Hanna. Thrillingly shot action and chase sequences, with a perfect accompanying score [of the year for me] from The Chemical Brothers!
Saoirse Ronan turns in another stellar performance, leading the cast in fine style, and putting the action heroes of recent times to shame. Fierce and frightened, coming to grips with the [and her] world at large, Ronan demands your attention, even when the script loses some of its focus and runs astray. Eric Bana proved solid, Olivia Williams you can never go wrong with, and Cate Blanchett’s villainous, caricaturey turn was most entertaining, along with her oddly dressed, whistling minions.
The film runs just under two hours, but Joe Weight seems to have wanted to explore way too much of Hanna in this time. The fish-out-of-water humour got awkward fast, and Hanna’s “friend” had way too much screen time. There was at least 10-15 minutes of inanity that could have been cut, and took away from the film as a whole.
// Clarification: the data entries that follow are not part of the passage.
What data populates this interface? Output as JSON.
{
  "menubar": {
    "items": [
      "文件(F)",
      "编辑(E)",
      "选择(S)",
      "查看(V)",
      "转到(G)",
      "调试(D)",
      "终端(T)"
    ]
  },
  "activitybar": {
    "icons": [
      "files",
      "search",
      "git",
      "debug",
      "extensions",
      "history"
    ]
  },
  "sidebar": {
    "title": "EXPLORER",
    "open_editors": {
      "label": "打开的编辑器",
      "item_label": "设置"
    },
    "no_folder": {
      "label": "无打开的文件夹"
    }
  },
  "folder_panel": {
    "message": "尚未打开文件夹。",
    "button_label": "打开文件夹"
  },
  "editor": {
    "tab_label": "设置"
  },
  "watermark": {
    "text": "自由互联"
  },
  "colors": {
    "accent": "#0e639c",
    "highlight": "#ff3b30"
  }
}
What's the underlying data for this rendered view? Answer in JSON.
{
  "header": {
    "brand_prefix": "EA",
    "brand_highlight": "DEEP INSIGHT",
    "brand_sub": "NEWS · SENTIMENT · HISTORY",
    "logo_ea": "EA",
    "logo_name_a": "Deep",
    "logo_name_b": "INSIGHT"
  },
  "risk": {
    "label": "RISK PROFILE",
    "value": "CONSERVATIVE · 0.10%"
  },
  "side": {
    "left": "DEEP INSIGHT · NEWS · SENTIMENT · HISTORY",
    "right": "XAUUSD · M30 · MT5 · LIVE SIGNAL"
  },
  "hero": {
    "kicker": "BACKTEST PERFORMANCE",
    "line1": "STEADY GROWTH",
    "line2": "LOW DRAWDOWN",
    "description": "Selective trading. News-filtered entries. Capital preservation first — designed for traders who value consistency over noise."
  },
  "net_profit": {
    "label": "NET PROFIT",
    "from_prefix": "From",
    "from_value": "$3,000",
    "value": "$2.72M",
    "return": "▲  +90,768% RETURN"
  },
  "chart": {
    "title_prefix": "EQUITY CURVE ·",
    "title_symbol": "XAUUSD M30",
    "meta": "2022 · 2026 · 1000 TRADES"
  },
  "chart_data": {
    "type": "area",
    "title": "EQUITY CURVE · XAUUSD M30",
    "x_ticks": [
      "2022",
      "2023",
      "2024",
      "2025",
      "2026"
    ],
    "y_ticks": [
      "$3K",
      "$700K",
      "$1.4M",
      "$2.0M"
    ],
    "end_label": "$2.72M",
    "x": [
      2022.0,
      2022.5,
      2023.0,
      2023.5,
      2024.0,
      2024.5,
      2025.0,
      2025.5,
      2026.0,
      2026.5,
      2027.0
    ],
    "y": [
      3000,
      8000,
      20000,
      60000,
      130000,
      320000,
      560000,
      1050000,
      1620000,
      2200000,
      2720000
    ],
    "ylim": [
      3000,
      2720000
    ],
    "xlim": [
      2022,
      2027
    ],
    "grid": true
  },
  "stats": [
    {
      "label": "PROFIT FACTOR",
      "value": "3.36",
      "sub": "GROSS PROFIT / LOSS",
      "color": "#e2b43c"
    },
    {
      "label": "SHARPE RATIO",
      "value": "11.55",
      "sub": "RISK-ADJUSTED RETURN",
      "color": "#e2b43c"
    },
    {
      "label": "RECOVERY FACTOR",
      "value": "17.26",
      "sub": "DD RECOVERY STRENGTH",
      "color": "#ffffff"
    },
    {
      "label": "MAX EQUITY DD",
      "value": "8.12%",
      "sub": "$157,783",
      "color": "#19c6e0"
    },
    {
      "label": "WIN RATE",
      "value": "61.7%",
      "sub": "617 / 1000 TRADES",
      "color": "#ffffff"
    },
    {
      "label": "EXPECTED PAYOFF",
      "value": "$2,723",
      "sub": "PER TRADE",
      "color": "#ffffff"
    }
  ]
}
The first ever film score by The Chemical Brothers, and boy did it add an unbelievable amount. You feel the bad-ass energy of the action, escapes and chases, while the next minute you’re in Hanna’s child-like, innocent twinkly theme song. I’m by no means a fan of theirs, and don’t know how this stands in comparison to their other works, but in terms of doing what a score should do for a film, it worked so, so well.
The last Joe Wright film I saw was Atonement, and, well, the wonderfully captured violence is quite the departure from a period drama. I felt the poetic, full-circle opening and closing credits a little too blatant, and he played heavily with the Grimm motif, bringing a kooky, fairytale-like surrealism to the film at times; I think it worked for the most part, and did especially love that scene with Blanchett appearing out of the darkness from the Big Bad Wolf’s mouth!
Is it too much to ask for a sequel? The “program” wasn’t limited to her, after all, and it could morph into a much tighter, darker affair.